Requirement: Repeat everything in the listing below. Keep each line exact.

==== Data section

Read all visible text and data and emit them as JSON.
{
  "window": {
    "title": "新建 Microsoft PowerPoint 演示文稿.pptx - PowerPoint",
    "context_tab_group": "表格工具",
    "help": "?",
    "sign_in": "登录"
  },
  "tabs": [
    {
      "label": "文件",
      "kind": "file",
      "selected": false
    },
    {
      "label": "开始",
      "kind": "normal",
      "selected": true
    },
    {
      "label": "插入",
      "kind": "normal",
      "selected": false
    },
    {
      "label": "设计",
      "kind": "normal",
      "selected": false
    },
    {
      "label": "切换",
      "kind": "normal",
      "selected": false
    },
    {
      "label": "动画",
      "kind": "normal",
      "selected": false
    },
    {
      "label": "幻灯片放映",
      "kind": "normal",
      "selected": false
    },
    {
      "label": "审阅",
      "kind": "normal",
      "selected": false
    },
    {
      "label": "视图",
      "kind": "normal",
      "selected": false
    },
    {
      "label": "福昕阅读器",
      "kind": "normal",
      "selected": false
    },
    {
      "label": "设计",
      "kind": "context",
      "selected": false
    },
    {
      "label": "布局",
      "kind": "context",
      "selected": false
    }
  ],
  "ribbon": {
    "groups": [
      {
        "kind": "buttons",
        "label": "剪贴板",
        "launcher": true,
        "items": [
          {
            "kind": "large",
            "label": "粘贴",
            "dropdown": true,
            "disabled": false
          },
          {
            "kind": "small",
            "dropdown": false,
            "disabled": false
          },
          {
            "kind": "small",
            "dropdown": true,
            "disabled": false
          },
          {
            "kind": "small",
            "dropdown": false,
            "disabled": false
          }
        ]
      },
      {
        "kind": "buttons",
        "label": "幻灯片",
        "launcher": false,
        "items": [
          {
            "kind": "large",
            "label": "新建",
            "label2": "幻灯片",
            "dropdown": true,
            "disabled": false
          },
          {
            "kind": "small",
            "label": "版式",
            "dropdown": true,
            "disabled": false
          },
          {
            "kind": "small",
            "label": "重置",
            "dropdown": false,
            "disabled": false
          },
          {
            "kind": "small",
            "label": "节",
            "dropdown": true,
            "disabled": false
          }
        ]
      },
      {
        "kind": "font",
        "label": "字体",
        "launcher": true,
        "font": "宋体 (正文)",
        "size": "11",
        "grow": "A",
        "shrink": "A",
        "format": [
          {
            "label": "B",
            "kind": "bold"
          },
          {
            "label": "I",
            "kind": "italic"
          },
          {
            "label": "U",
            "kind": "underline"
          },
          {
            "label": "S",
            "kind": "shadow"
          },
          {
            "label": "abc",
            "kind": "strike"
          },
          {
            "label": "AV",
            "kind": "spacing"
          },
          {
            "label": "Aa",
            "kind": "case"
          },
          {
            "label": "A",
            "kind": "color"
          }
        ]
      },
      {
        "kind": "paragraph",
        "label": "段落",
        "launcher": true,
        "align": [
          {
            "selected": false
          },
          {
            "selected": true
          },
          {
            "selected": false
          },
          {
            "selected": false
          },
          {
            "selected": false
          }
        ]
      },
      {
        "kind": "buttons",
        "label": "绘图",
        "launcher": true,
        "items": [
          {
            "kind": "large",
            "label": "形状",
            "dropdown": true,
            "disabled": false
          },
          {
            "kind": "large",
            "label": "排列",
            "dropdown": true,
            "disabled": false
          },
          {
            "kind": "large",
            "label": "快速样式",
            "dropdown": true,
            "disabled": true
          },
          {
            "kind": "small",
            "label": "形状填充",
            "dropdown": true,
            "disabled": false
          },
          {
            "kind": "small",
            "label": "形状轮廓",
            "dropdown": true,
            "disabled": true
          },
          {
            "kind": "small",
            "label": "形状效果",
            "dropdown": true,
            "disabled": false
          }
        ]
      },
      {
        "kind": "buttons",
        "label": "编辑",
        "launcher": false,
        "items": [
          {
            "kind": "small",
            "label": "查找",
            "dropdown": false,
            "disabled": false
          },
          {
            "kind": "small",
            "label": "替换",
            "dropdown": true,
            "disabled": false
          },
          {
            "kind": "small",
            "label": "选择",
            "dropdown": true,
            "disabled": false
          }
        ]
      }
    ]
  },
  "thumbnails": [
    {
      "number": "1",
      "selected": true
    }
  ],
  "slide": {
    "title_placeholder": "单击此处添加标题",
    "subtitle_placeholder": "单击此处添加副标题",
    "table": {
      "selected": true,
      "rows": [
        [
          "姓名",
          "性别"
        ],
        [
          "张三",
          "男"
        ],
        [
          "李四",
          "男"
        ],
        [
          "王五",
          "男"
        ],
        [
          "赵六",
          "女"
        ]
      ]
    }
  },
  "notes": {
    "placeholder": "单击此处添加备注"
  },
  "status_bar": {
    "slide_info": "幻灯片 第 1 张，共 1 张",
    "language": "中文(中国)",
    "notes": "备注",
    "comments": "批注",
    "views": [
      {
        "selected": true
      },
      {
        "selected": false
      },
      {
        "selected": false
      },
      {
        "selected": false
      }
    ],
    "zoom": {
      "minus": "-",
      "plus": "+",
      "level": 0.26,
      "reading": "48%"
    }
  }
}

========

Solution to this problem:
Read all visible text and data and emit them as JSON.
{
  "window": {
    "title": "新建 Microsoft PowerPoint 演示文稿.pptx - PowerPoint",
    "context_tab_group": "表格工具",
    "help": "?",
    "sign_in": "登录"
  },
  "tabs": [
    {
      "label": "文件",
      "kind": "file",
      "selected": false
    },
    {
      "label": "开始",
      "kind": "normal",
      "selected": true
    },
    {
      "label": "插入",
      "kind": "normal",
      "selected": false
    },
    {
      "label": "设计",
      "kind": "normal",
      "selected": false
    },
    {
      "label": "切换",
      "kind": "normal",
      "selected": false
    },
    {
      "label": "动画",
      "kind": "normal",
      "selected": false
    },
    {
      "label": "幻灯片放映",
      "kind": "normal",
      "selected": false
    },
    {
      "label": "审阅",
      "kind": "normal",
      "selected": false
    },
    {
      "label": "视图",
      "kind": "normal",
      "selected": false
    },
    {
      "label": "福昕阅读器",
      "kind": "normal",
      "selected": false
    },
    {
      "label": "设计",
      "kind": "context",
      "selected": false
    },
    {
      "label": "布局",
      "kind": "context",
      "selected": false
    }
  ],
  "ribbon": {
    "groups": [
      {
        "kind": "buttons",
        "label": "剪贴板",
        "launcher": true,
        "items": [
          {
            "kind": "large",
            "label": "粘贴",
            "dropdown": true,
            "disabled": false
          },
          {
            "kind": "small",
            "dropdown": false,
            "disabled": false
          },
          {
            "kind": "small",
            "dropdown": true,
            "disabled": false
          },
          {
            "kind": "small",
            "dropdown": false,
            "disabled": false
          }
        ]
      },
      {
        "kind": "buttons",
        "label": "幻灯片",
        "launcher": false,
        "items": [
          {
            "kind": "large",
            "label": "新建",
            "label2": "幻灯片",
            "dropdown": true,
            "disabled": false
          },
          {
            "kind": "small",
            "label": "版式",
            "dropdown": true,
            "disabled": false
          },
          {
            "kind": "small",
            "label": "重置",
            "dropdown": false,
            "disabled": false
          },
          {
            "kind": "small",
            "label": "节",
            "dropdown": true,
            "disabled": false
          }
        ]
      },
      {
        "kind": "font",
        "label": "字体",
        "launcher": true,
        "font": "宋体 (正文)",
        "size": "11",
        "grow": "A",
        "shrink": "A",
        "format": [
          {
            "label": "B",
            "kind": "bold"
          },
          {
            "label": "I",
            "kind": "italic"
          },
          {
            "label": "U",
            "kind": "underline"
          },
          {
            "label": "S",
            "kind": "shadow"
          },
          {
            "label": "abc",
            "kind": "strike"
          },
          {
            "label": "AV",
            "kind": "spacing"
          },
          {
            "label": "Aa",
            "kind": "case"
          },
          {
            "label": "A",
            "kind": "color"
          }
        ]
      },
      {
        "kind": "paragraph",
        "label": "段落",
        "launcher": true,
        "align": [
          {
            "selected": false
          },
          {
            "selected": true
          },
          {
            "selected": false
          },
          {
            "selected": false
          },
          {
            "selected": false
          }
        ]
      },
      {
        "kind": "buttons",
        "label": "绘图",
        "launcher": true,
        "items": [
          {
            "kind": "large",
            "label": "形状",
            "dropdown": true,
            "disabled": false
          },
          {
            "kind": "large",
            "label": "排列",
            "dropdown": true,
            "disabled": false
          },
          {
            "kind": "large",
            "label": "快速样式",
            "dropdown": true,
            "disabled": true
          },
          {
            "kind": "small",
            "label": "形状填充",
            "dropdown": true,
            "disabled": false
          },
          {
            "kind": "small",
            "label": "形状轮廓",
            "dropdown": true,
            "disabled": true
          },
          {
            "kind": "small",
            "label": "形状效果",
            "dropdown": true,
            "disabled": false
          }
        ]
      },
      {
        "kind": "buttons",
        "label": "编辑",
        "launcher": false,
        "items": [
          {
            "kind": "small",
            "label": "查找",
            "dropdown": false,
            "disabled": false
          },
          {
            "kind": "small",
            "label": "替换",
            "dropdown": true,
            "disabled": false
          },
          {
            "kind": "small",
            "label": "选择",
            "dropdown": true,
            "disabled": false
          }
        ]
      }
    ]
  },
  "thumbnails": [
    {
      "number": "1",
      "selected": true
    }
  ],
  "slide": {
    "title_placeholder": "单击此处添加标题",
    "subtitle_placeholder": "单击此处添加副标题",
    "table": {
      "selected": true,
      "rows": [
        [
          "姓名",
          "性别"
        ],
        [
          "张三",
          "男"
        ],
        [
          "李四",
          "男"
        ],
        [
          "王五",
          "男"
        ],
        [
          "赵六",
          "女"
        ]
      ]
    }
  },
  "notes": {
    "placeholder": "单击此处添加备注"
  },
  "status_bar": {
    "slide_info": "幻灯片 第 1 张，共 1 张",
    "language": "中文(中国)",
    "notes": "备注",
    "comments": "批注",
    "views": [
      {
        "selected": true
      },
      {
        "selected": false
      },
      {
        "selected": false
      },
      {
        "selected": false
      }
    ],
    "zoom": {
      "minus": "-",
      "plus": "+",
      "level": 0.26,
      "reading": "48%"
    }
  }
}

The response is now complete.